#### TASK ITEM
Below is a listing to write out in full, exactly as given, without its pictures.

#### INPUT

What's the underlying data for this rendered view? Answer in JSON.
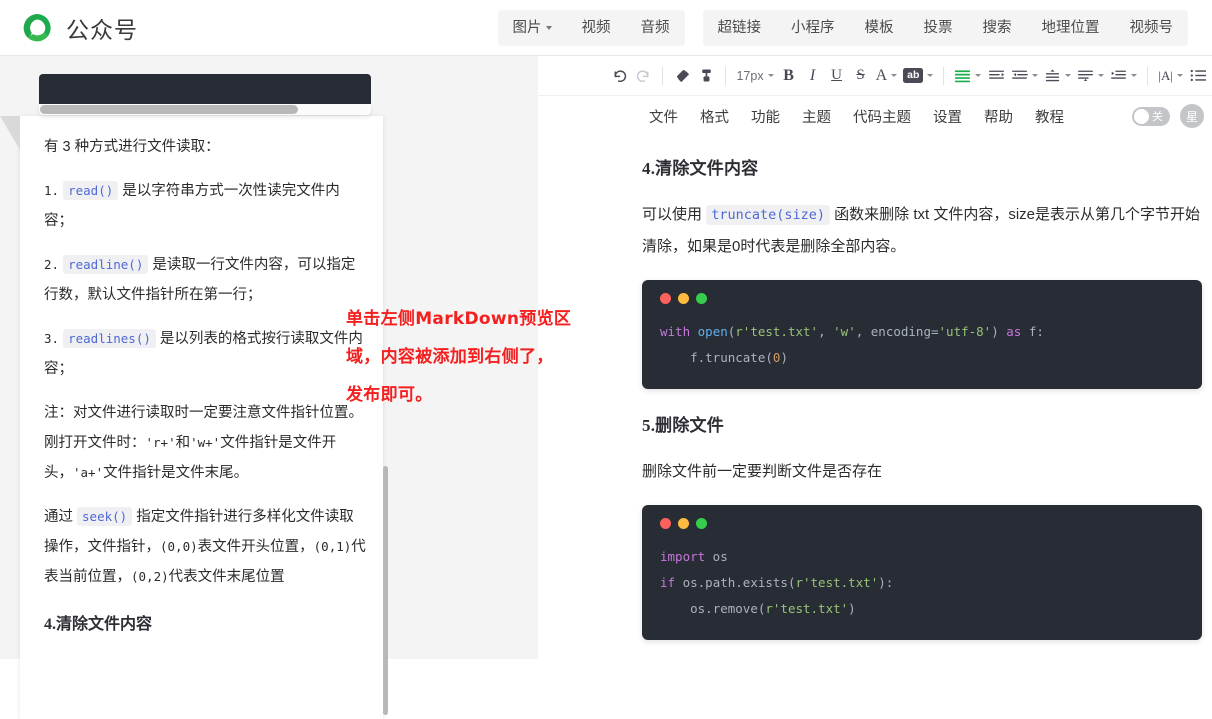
{
  "header": {
    "brand": "公众号",
    "logo_icon": "wechat-mp-logo",
    "media_group": [
      {
        "label": "图片",
        "has_caret": true
      },
      {
        "label": "视频",
        "has_caret": false
      },
      {
        "label": "音频",
        "has_caret": false
      }
    ],
    "insert_group": [
      {
        "label": "超链接"
      },
      {
        "label": "小程序"
      },
      {
        "label": "模板"
      },
      {
        "label": "投票"
      },
      {
        "label": "搜索"
      },
      {
        "label": "地理位置"
      },
      {
        "label": "视频号"
      }
    ]
  },
  "toolbar": {
    "undo_icon": "undo-icon",
    "redo_icon": "redo-icon",
    "eraser_icon": "eraser-icon",
    "format-brush_icon": "format-brush-icon",
    "font_size": "17px",
    "bold": "B",
    "italic": "I",
    "underline": "U",
    "strikethrough": "S",
    "font_color": "A",
    "highlight": "ab",
    "align_justify_icon": "align-justify-icon",
    "indent_increase_icon": "indent-increase-icon",
    "indent_decrease_icon": "indent-decrease-icon",
    "line_height_icon": "line-height-icon",
    "paragraph_spacing_icon": "paragraph-spacing-icon",
    "text_indent_icon": "text-indent-icon",
    "letter_spacing_icon": "letter-spacing-icon",
    "list_icon": "list-icon"
  },
  "menurow2": {
    "items": [
      {
        "label": "文件"
      },
      {
        "label": "格式"
      },
      {
        "label": "功能"
      },
      {
        "label": "主题"
      },
      {
        "label": "代码主题"
      },
      {
        "label": "设置"
      },
      {
        "label": "帮助"
      },
      {
        "label": "教程"
      }
    ],
    "toggle_label": "关",
    "avatar_label": "星"
  },
  "annotation": {
    "lines": [
      "单击左侧MarkDown预览区",
      "域，内容被添加到右侧了，",
      "发布即可。"
    ],
    "color": "#f41f1f"
  },
  "left_preview": {
    "intro": "有 3 种方式进行文件读取：",
    "items": [
      {
        "num": "1.",
        "code": "read()",
        "text": "是以字符串方式一次性读完文件内容；"
      },
      {
        "num": "2.",
        "code": "readline()",
        "text": "是读取一行文件内容，可以指定行数，默认文件指针所在第一行；"
      },
      {
        "num": "3.",
        "code": "readlines()",
        "text": "是以列表的格式按行读取文件内容；"
      }
    ],
    "note_a": "注：对文件进行读取时一定要注意文件指针位置。刚打开文件时：",
    "note_b": "'r+'",
    "note_c": "和",
    "note_d": "'w+'",
    "note_e": "文件指针是文件开头，",
    "note_f": "'a+'",
    "note_g": "文件指针是文件末尾。",
    "seek_a": "通过",
    "seek_code": "seek()",
    "seek_b": "指定文件指针进行多样化文件读取操作，文件指针，",
    "seek_c": "(0,0)",
    "seek_d": "表文件开头位置，",
    "seek_e": "(0,1)",
    "seek_f": "代表当前位置，",
    "seek_g": "(0,2)",
    "seek_h": "代表文件末尾位置",
    "heading": "4.清除文件内容"
  },
  "article": {
    "heading_1": "4.清除文件内容",
    "para_1_a": "可以使用",
    "para_1_code": "truncate(size)",
    "para_1_b": "函数来删除 txt 文件内容，size是表示从第几个字节开始清除，如果是0时代表是删除全部内容。",
    "code_1": {
      "window_dots": [
        "red",
        "yellow",
        "green"
      ],
      "lines": [
        "with open(r'test.txt', 'w', encoding='utf-8') as f:",
        "    f.truncate(0)"
      ]
    },
    "heading_2": "5.删除文件",
    "para_2": "删除文件前一定要判断文件是否存在",
    "code_2": {
      "window_dots": [
        "red",
        "yellow",
        "green"
      ],
      "lines": [
        "import os",
        "if os.path.exists(r'test.txt'):",
        "    os.remove(r'test.txt')"
      ]
    }
  },
  "colors": {
    "brand_green": "#2ba245",
    "code_bg": "#282c34",
    "accent_red": "#f41f1f",
    "inline_code": "#4e69d6"
  }
}
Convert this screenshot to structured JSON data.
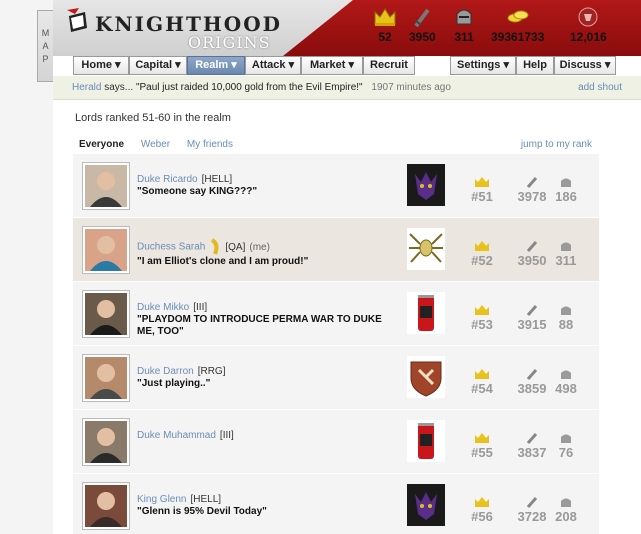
{
  "map_tab": {
    "letters": [
      "M",
      "A",
      "P"
    ]
  },
  "header": {
    "title": "KNIGHTHOOD",
    "subtitle": "ORIGINS",
    "stats": [
      {
        "icon": "crown-icon",
        "value": "52"
      },
      {
        "icon": "sword-icon",
        "value": "3950"
      },
      {
        "icon": "knight-helmet-icon",
        "value": "311"
      },
      {
        "icon": "gold-coins-icon",
        "value": "39361733"
      },
      {
        "icon": "shield-crest-icon",
        "value": "12,016"
      }
    ]
  },
  "nav": {
    "home": "Home",
    "capital": "Capital",
    "realm": "Realm",
    "attack": "Attack",
    "market": "Market",
    "recruit": "Recruit",
    "settings": "Settings",
    "help": "Help",
    "discuss": "Discuss"
  },
  "shout": {
    "herald": "Herald",
    "says": "says...",
    "message": "\"Paul just raided 10,000 gold from the Evil Empire!\"",
    "ago": "1907 minutes ago",
    "add": "add shout"
  },
  "lords_title": "Lords ranked 51-60 in the realm",
  "filters": {
    "everyone": "Everyone",
    "weber": "Weber",
    "friends": "My friends",
    "jump": "jump to my rank"
  },
  "lords": [
    {
      "name": "Duke Ricardo",
      "clan": "[HELL]",
      "me": "",
      "quote": "\"Someone say KING???\"",
      "quote2": "",
      "rank": "#51",
      "land": "3978",
      "army": "186",
      "badge": "demon",
      "me_row": false
    },
    {
      "name": "Duchess Sarah",
      "clan": "[QA]",
      "me": "(me)",
      "quote": "\"I am Elliot's clone and I am proud!\"",
      "quote2": "",
      "rank": "#52",
      "land": "3950",
      "army": "311",
      "badge": "spider",
      "me_row": true
    },
    {
      "name": "Duke Mikko",
      "clan": "[III]",
      "me": "",
      "quote": "\"PLAYDOM TO INTRODUCE PERMA WAR TO DUKE",
      "quote2": "ME, TOO\"",
      "rank": "#53",
      "land": "3915",
      "army": "88",
      "badge": "can",
      "me_row": false
    },
    {
      "name": "Duke Darron",
      "clan": "[RRG]",
      "me": "",
      "quote": "\"Just playing..\"",
      "quote2": "",
      "rank": "#54",
      "land": "3859",
      "army": "498",
      "badge": "shield",
      "me_row": false
    },
    {
      "name": "Duke Muhammad",
      "clan": "[III]",
      "me": "",
      "quote": "",
      "quote2": "",
      "rank": "#55",
      "land": "3837",
      "army": "76",
      "badge": "can",
      "me_row": false
    },
    {
      "name": "King Glenn",
      "clan": "[HELL]",
      "me": "",
      "quote": "\"Glenn is 95% Devil Today\"",
      "quote2": "",
      "rank": "#56",
      "land": "3728",
      "army": "208",
      "badge": "demon",
      "me_row": false
    }
  ]
}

#### EXERCISE OUTPUT
What's the underlying data for this rendered view? Answer in JSON.
{
  "header": {
    "brand": "公众号",
    "logo_icon": "wechat-mp-logo",
    "media_group": [
      {
        "label": "图片",
        "has_caret": true
      },
      {
        "label": "视频",
        "has_caret": false
      },
      {
        "label": "音频",
        "has_caret": false
      }
    ],
    "insert_group": [
      {
        "label": "超链接"
      },
      {
        "label": "小程序"
      },
      {
        "label": "模板"
      },
      {
        "label": "投票"
      },
      {
        "label": "搜索"
      },
      {
        "label": "地理位置"
      },
      {
        "label": "视频号"
      }
    ]
  },
  "toolbar": {
    "undo_icon": "undo-icon",
    "redo_icon": "redo-icon",
    "eraser_icon": "eraser-icon",
    "format-brush_icon": "format-brush-icon",
    "font_size": "17px",
    "bold": "B",
    "italic": "I",
    "underline": "U",
    "strikethrough": "S",
    "font_color": "A",
    "highlight": "ab",
    "align_justify_icon": "align-justify-icon",
    "indent_increase_icon": "indent-increase-icon",
    "indent_decrease_icon": "indent-decrease-icon",
    "line_height_icon": "line-height-icon",
    "paragraph_spacing_icon": "paragraph-spacing-icon",
    "text_indent_icon": "text-indent-icon",
    "letter_spacing_icon": "letter-spacing-icon",
    "list_icon": "list-icon"
  },
  "menurow2": {
    "items": [
      {
        "label": "文件"
      },
      {
        "label": "格式"
      },
      {
        "label": "功能"
      },
      {
        "label": "主题"
      },
      {
        "label": "代码主题"
      },
      {
        "label": "设置"
      },
      {
        "label": "帮助"
      },
      {
        "label": "教程"
      }
    ],
    "toggle_label": "关",
    "avatar_label": "星"
  },
  "annotation": {
    "lines": [
      "单击左侧MarkDown预览区",
      "域，内容被添加到右侧了，",
      "发布即可。"
    ],
    "color": "#f41f1f"
  },
  "left_preview": {
    "intro": "有 3 种方式进行文件读取：",
    "items": [
      {
        "num": "1.",
        "code": "read()",
        "text": "是以字符串方式一次性读完文件内容；"
      },
      {
        "num": "2.",
        "code": "readline()",
        "text": "是读取一行文件内容，可以指定行数，默认文件指针所在第一行；"
      },
      {
        "num": "3.",
        "code": "readlines()",
        "text": "是以列表的格式按行读取文件内容；"
      }
    ],
    "note_a": "注：对文件进行读取时一定要注意文件指针位置。刚打开文件时：",
    "note_b": "'r+'",
    "note_c": "和",
    "note_d": "'w+'",
    "note_e": "文件指针是文件开头，",
    "note_f": "'a+'",
    "note_g": "文件指针是文件末尾。",
    "seek_a": "通过",
    "seek_code": "seek()",
    "seek_b": "指定文件指针进行多样化文件读取操作，文件指针，",
    "seek_c": "(0,0)",
    "seek_d": "表文件开头位置，",
    "seek_e": "(0,1)",
    "seek_f": "代表当前位置，",
    "seek_g": "(0,2)",
    "seek_h": "代表文件末尾位置",
    "heading": "4.清除文件内容"
  },
  "article": {
    "heading_1": "4.清除文件内容",
    "para_1_a": "可以使用",
    "para_1_code": "truncate(size)",
    "para_1_b": "函数来删除 txt 文件内容，size是表示从第几个字节开始清除，如果是0时代表是删除全部内容。",
    "code_1": {
      "window_dots": [
        "red",
        "yellow",
        "green"
      ],
      "lines": [
        "with open(r'test.txt', 'w', encoding='utf-8') as f:",
        "    f.truncate(0)"
      ]
    },
    "heading_2": "5.删除文件",
    "para_2": "删除文件前一定要判断文件是否存在",
    "code_2": {
      "window_dots": [
        "red",
        "yellow",
        "green"
      ],
      "lines": [
        "import os",
        "if os.path.exists(r'test.txt'):",
        "    os.remove(r'test.txt')"
      ]
    }
  },
  "colors": {
    "brand_green": "#2ba245",
    "code_bg": "#282c34",
    "accent_red": "#f41f1f",
    "inline_code": "#4e69d6"
  }
}
Convert this screenshot to structured JSON data.
{
  "map_tab": {
    "letters": [
      "M",
      "A",
      "P"
    ]
  },
  "header": {
    "title": "KNIGHTHOOD",
    "subtitle": "ORIGINS",
    "stats": [
      {
        "icon": "crown-icon",
        "value": "52"
      },
      {
        "icon": "sword-icon",
        "value": "3950"
      },
      {
        "icon": "knight-helmet-icon",
        "value": "311"
      },
      {
        "icon": "gold-coins-icon",
        "value": "39361733"
      },
      {
        "icon": "shield-crest-icon",
        "value": "12,016"
      }
    ]
  },
  "nav": {
    "home": "Home",
    "capital": "Capital",
    "realm": "Realm",
    "attack": "Attack",
    "market": "Market",
    "recruit": "Recruit",
    "settings": "Settings",
    "help": "Help",
    "discuss": "Discuss"
  },
  "shout": {
    "herald": "Herald",
    "says": "says...",
    "message": "\"Paul just raided 10,000 gold from the Evil Empire!\"",
    "ago": "1907 minutes ago",
    "add": "add shout"
  },
  "lords_title": "Lords ranked 51-60 in the realm",
  "filters": {
    "everyone": "Everyone",
    "weber": "Weber",
    "friends": "My friends",
    "jump": "jump to my rank"
  },
  "lords": [
    {
      "name": "Duke Ricardo",
      "clan": "[HELL]",
      "me": "",
      "quote": "\"Someone say KING???\"",
      "quote2": "",
      "rank": "#51",
      "land": "3978",
      "army": "186",
      "badge": "demon",
      "me_row": false
    },
    {
      "name": "Duchess Sarah",
      "clan": "[QA]",
      "me": "(me)",
      "quote": "\"I am Elliot's clone and I am proud!\"",
      "quote2": "",
      "rank": "#52",
      "land": "3950",
      "army": "311",
      "badge": "spider",
      "me_row": true
    },
    {
      "name": "Duke Mikko",
      "clan": "[III]",
      "me": "",
      "quote": "\"PLAYDOM TO INTRODUCE PERMA WAR TO DUKE",
      "quote2": "ME, TOO\"",
      "rank": "#53",
      "land": "3915",
      "army": "88",
      "badge": "can",
      "me_row": false
    },
    {
      "name": "Duke Darron",
      "clan": "[RRG]",
      "me": "",
      "quote": "\"Just playing..\"",
      "quote2": "",
      "rank": "#54",
      "land": "3859",
      "army": "498",
      "badge": "shield",
      "me_row": false
    },
    {
      "name": "Duke Muhammad",
      "clan": "[III]",
      "me": "",
      "quote": "",
      "quote2": "",
      "rank": "#55",
      "land": "3837",
      "army": "76",
      "badge": "can",
      "me_row": false
    },
    {
      "name": "King Glenn",
      "clan": "[HELL]",
      "me": "",
      "quote": "\"Glenn is 95% Devil Today\"",
      "quote2": "",
      "rank": "#56",
      "land": "3728",
      "army": "208",
      "badge": "demon",
      "me_row": false
    }
  ]
}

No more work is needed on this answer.